[App and web page records]

Content starts

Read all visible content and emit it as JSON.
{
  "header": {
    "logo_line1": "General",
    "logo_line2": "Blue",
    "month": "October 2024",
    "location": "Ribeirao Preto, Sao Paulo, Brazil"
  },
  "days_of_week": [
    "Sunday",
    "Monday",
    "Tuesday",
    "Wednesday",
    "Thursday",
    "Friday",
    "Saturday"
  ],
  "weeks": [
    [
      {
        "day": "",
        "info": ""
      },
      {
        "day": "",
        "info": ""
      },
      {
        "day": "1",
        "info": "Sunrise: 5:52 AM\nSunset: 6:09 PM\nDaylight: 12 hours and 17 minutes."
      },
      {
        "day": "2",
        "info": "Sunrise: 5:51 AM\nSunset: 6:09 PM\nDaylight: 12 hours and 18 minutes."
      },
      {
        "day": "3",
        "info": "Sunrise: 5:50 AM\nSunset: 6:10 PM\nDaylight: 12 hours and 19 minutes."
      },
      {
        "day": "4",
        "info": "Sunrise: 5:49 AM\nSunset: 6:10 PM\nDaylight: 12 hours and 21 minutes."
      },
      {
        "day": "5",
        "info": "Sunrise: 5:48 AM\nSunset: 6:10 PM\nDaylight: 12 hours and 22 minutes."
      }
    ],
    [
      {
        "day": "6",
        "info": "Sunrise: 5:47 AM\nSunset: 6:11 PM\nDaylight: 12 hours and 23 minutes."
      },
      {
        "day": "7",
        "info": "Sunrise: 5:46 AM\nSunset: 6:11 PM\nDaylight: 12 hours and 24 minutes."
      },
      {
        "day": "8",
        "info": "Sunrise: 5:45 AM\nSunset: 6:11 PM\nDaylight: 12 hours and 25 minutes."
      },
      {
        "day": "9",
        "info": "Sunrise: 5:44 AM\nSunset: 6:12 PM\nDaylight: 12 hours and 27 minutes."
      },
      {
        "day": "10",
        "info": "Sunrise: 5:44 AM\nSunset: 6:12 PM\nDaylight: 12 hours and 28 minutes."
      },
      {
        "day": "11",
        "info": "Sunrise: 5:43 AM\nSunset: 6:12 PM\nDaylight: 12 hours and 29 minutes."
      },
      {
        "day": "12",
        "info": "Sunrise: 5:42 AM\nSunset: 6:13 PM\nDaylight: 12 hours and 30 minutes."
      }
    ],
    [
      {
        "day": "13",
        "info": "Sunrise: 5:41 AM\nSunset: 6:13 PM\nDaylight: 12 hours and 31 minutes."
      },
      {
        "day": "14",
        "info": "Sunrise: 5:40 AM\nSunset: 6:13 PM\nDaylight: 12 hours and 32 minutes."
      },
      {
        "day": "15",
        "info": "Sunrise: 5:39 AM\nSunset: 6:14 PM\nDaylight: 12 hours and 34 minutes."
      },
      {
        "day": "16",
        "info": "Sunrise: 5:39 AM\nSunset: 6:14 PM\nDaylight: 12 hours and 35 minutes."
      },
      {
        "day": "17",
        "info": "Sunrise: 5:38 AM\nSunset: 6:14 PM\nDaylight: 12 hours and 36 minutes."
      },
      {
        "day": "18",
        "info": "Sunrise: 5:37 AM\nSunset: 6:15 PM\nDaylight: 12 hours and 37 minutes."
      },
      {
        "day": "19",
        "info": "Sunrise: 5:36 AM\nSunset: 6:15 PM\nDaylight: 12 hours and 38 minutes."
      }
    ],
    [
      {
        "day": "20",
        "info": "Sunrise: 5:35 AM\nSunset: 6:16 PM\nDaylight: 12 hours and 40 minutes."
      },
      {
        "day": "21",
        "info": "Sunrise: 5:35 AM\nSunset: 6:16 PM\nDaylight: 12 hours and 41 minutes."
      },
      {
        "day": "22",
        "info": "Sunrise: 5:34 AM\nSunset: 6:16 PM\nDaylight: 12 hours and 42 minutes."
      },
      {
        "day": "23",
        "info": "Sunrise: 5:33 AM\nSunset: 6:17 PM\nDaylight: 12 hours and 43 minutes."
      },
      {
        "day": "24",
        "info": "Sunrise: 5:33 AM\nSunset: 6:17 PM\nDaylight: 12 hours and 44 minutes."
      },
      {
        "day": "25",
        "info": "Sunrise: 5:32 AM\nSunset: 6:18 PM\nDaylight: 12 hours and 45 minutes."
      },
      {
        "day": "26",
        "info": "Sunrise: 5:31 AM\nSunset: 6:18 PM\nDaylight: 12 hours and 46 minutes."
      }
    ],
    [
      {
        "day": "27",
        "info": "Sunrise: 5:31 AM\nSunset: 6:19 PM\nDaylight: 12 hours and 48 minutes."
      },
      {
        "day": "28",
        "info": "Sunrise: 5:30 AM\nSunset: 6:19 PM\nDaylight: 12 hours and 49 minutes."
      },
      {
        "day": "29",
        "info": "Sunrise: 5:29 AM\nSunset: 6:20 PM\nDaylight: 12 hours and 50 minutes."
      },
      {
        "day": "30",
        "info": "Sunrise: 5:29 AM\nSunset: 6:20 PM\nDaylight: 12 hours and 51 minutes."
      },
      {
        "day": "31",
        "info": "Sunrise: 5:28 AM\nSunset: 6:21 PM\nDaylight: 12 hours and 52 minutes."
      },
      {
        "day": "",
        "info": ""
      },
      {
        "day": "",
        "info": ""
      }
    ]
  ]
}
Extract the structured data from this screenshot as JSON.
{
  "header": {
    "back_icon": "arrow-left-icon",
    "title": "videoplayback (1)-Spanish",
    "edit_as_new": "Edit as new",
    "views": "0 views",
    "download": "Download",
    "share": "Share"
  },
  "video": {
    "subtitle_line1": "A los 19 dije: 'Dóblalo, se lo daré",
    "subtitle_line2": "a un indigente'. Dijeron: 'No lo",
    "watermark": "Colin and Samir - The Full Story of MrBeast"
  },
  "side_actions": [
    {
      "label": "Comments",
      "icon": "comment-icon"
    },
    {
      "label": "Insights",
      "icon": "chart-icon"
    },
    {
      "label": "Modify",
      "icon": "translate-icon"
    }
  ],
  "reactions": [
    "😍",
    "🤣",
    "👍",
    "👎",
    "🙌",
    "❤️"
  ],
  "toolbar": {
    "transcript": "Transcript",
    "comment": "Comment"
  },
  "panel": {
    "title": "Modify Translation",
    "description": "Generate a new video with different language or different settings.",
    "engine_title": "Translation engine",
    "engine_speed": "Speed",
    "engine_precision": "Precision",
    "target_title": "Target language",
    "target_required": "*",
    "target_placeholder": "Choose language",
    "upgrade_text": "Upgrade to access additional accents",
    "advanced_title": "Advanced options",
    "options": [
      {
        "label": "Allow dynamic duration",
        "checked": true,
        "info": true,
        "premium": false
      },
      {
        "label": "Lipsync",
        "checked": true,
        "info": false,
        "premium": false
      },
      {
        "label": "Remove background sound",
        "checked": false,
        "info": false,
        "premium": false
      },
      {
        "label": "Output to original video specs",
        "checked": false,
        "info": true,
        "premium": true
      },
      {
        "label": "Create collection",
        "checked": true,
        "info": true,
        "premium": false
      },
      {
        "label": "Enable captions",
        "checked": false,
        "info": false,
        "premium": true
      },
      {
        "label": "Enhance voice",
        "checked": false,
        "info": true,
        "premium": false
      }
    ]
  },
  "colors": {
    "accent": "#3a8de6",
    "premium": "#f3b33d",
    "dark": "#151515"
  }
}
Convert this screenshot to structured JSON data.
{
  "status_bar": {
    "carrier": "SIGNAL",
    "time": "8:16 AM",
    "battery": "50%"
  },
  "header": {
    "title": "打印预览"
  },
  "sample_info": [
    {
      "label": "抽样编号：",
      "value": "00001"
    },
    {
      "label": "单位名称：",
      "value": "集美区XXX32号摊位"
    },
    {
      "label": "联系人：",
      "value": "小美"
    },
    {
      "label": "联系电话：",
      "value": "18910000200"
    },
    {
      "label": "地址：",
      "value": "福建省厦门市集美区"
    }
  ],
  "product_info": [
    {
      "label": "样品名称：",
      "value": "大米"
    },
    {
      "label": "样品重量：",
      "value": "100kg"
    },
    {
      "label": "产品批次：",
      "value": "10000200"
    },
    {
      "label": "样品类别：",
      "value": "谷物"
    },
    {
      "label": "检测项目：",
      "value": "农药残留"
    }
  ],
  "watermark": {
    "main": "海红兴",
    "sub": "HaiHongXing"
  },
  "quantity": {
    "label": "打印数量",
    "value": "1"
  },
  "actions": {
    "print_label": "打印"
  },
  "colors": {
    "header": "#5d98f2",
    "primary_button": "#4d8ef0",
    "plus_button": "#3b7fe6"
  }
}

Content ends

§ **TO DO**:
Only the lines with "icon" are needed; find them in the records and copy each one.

§ **ANSWER TO THIS EXERCISE**:
    "back_icon": "arrow-left-icon",
      "icon": "comment-icon"
      "icon": "chart-icon"
      "icon": "translate-icon"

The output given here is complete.